For example, in the novel, the author uses “Freedom is Slavery” or “War is Peace.” To put more thought into it, does freedom actually mean slavery? Or does war mean peace? We can interpret it in two ways: we can use it to declare our rights, or we can take advantage of it. Normally, our society views freedom as doing whatever you desire, and that’s where the disagreement comes and, worst of all, confrontations. To conclude, this is one of my favorite choice books; it is captivating and demonstrates so much significance to it.
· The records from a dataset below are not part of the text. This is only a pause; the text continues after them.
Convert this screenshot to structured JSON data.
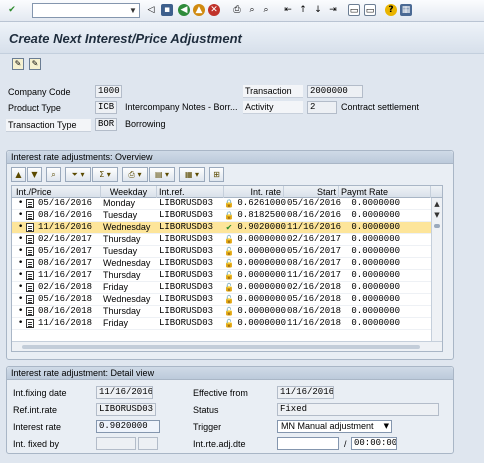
{
  "window": {
    "title": "Create Next Interest/Price Adjustment",
    "command_field": ""
  },
  "header": {
    "company_code_label": "Company Code",
    "company_code": "1000",
    "transaction_label": "Transaction",
    "transaction": "2000000",
    "product_type_label": "Product Type",
    "product_type": "ICB",
    "product_type_text": "Intercompany Notes - Borr...",
    "activity_label": "Activity",
    "activity": "2",
    "activity_text": "Contract settlement",
    "transaction_type_label": "Transaction Type",
    "transaction_type": "BOR",
    "transaction_type_text": "Borrowing"
  },
  "overview": {
    "title": "Interest rate adjustments: Overview",
    "columns": [
      "Int./Price",
      "Weekday",
      "Int.ref.",
      "Int. rate",
      "Start",
      "Paymt Rate"
    ],
    "rows": [
      {
        "date": "05/16/2016",
        "weekday": "Monday",
        "ref": "LIBORUSD03",
        "rate": "0.6261000",
        "start": "05/16/2016",
        "paymt": "0.0000000",
        "selected": false,
        "status_icon": "lock-icon"
      },
      {
        "date": "08/16/2016",
        "weekday": "Tuesday",
        "ref": "LIBORUSD03",
        "rate": "0.8182500",
        "start": "08/16/2016",
        "paymt": "0.0000000",
        "selected": false,
        "status_icon": "lock-icon"
      },
      {
        "date": "11/16/2016",
        "weekday": "Wednesday",
        "ref": "LIBORUSD03",
        "rate": "0.9020000",
        "start": "11/16/2016",
        "paymt": "0.0000000",
        "selected": true,
        "status_icon": "check-icon"
      },
      {
        "date": "02/16/2017",
        "weekday": "Thursday",
        "ref": "LIBORUSD03",
        "rate": "0.0000000",
        "start": "02/16/2017",
        "paymt": "0.0000000",
        "selected": false,
        "status_icon": "unlock-icon"
      },
      {
        "date": "05/16/2017",
        "weekday": "Tuesday",
        "ref": "LIBORUSD03",
        "rate": "0.0000000",
        "start": "05/16/2017",
        "paymt": "0.0000000",
        "selected": false,
        "status_icon": "unlock-icon"
      },
      {
        "date": "08/16/2017",
        "weekday": "Wednesday",
        "ref": "LIBORUSD03",
        "rate": "0.0000000",
        "start": "08/16/2017",
        "paymt": "0.0000000",
        "selected": false,
        "status_icon": "unlock-icon"
      },
      {
        "date": "11/16/2017",
        "weekday": "Thursday",
        "ref": "LIBORUSD03",
        "rate": "0.0000000",
        "start": "11/16/2017",
        "paymt": "0.0000000",
        "selected": false,
        "status_icon": "unlock-icon"
      },
      {
        "date": "02/16/2018",
        "weekday": "Friday",
        "ref": "LIBORUSD03",
        "rate": "0.0000000",
        "start": "02/16/2018",
        "paymt": "0.0000000",
        "selected": false,
        "status_icon": "unlock-icon"
      },
      {
        "date": "05/16/2018",
        "weekday": "Wednesday",
        "ref": "LIBORUSD03",
        "rate": "0.0000000",
        "start": "05/16/2018",
        "paymt": "0.0000000",
        "selected": false,
        "status_icon": "unlock-icon"
      },
      {
        "date": "08/16/2018",
        "weekday": "Thursday",
        "ref": "LIBORUSD03",
        "rate": "0.0000000",
        "start": "08/16/2018",
        "paymt": "0.0000000",
        "selected": false,
        "status_icon": "unlock-icon"
      },
      {
        "date": "11/16/2018",
        "weekday": "Friday",
        "ref": "LIBORUSD03",
        "rate": "0.0000000",
        "start": "11/16/2018",
        "paymt": "0.0000000",
        "selected": false,
        "status_icon": "unlock-icon"
      }
    ]
  },
  "detail": {
    "title": "Interest rate adjustment: Detail view",
    "fixing_date_label": "Int.fixing date",
    "fixing_date": "11/16/2016",
    "effective_from_label": "Effective from",
    "effective_from": "11/16/2016",
    "ref_rate_label": "Ref.int.rate",
    "ref_rate": "LIBORUSD03",
    "status_label": "Status",
    "status": "Fixed",
    "interest_rate_label": "Interest rate",
    "interest_rate": "0.9020000",
    "trigger_label": "Trigger",
    "trigger": "MN Manual adjustment",
    "fixed_by_label": "Int. fixed by",
    "fixed_by": "",
    "adj_date_label": "Int.rte.adj.dte",
    "adj_date": "",
    "adj_time_sep": "/",
    "adj_time": "00:00:00"
  }
}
What I got out of the book was George Orwell was trying to explain his point of view on the Government’s thought process, to explain that each of our minds can be affected. Nevertheless, something that caught my attention was a video of George Orwell on his deathbed declaring his last words to the world: he believed our world would become like 1984 if we didn’t make the change now. It is terrifying since he was merely delivering us a warning, and we disregarded it because, somehow, we keep repeating history.
- Orwell, George. “1984.” Published by Secker & Warburg, June 8, 1949.
- Goggin, Gerard, and Christopher Newell. “Digital disability: The social construction of disability in new media.” Rowman & Littlefield, 2003.
- Lyon, David. “Surveillance after September 11.” Polity, 2003.
- Orwell, George. “1984.” Part 1, Chapter 1.
- Hu, Mingyuan. “Sousveillance: Concept, Technologies and Applications in Ubiquitous Computing Environments.” Master’s thesis, University of Toronto, 2007.
- Solove, Daniel J. “Understanding privacy.” Harvard University Press, 2008.
- Rosen, Jeffrey. “The Unwanted Gaze: The Destruction of Privacy in America.” Random House, 2000.
- Boyd, Danah. “It’s Complicated: The Social Lives of Networked Teens.” Yale University Press, 2014.
- Fuchs, Christian. “Internet and society: Social theory in the information age.” Routledge, 2008.
- Zizek, Slavoj. “The courage of hopelessness: Chronicles of a year of acting dangerously.” Penguin, 2017.
- Shalizi, Cosma Rohilla. “In Soviet Union, Optimization Problem Solves You.” Blog post. December 11, 2007.
- Huxley, Aldous. “Brave New World.” Published by Chatto & Windus, 1932.
- Bakshy, Eytan, Solomon Messing, and Lada A. Adamic. “Exposure to ideologically diverse news and opinion on Facebook.” Science 348.6239 (2015): 1130-1132.
- Stammers, Neil. “1984: A Multitude of Prophecies.” The English Review, vol. 21, no. 3, 2011, pp. 6-9.
- Edgerton, David. “The shock of the old: Technology and global history since 1900.” Profile Books, 2007.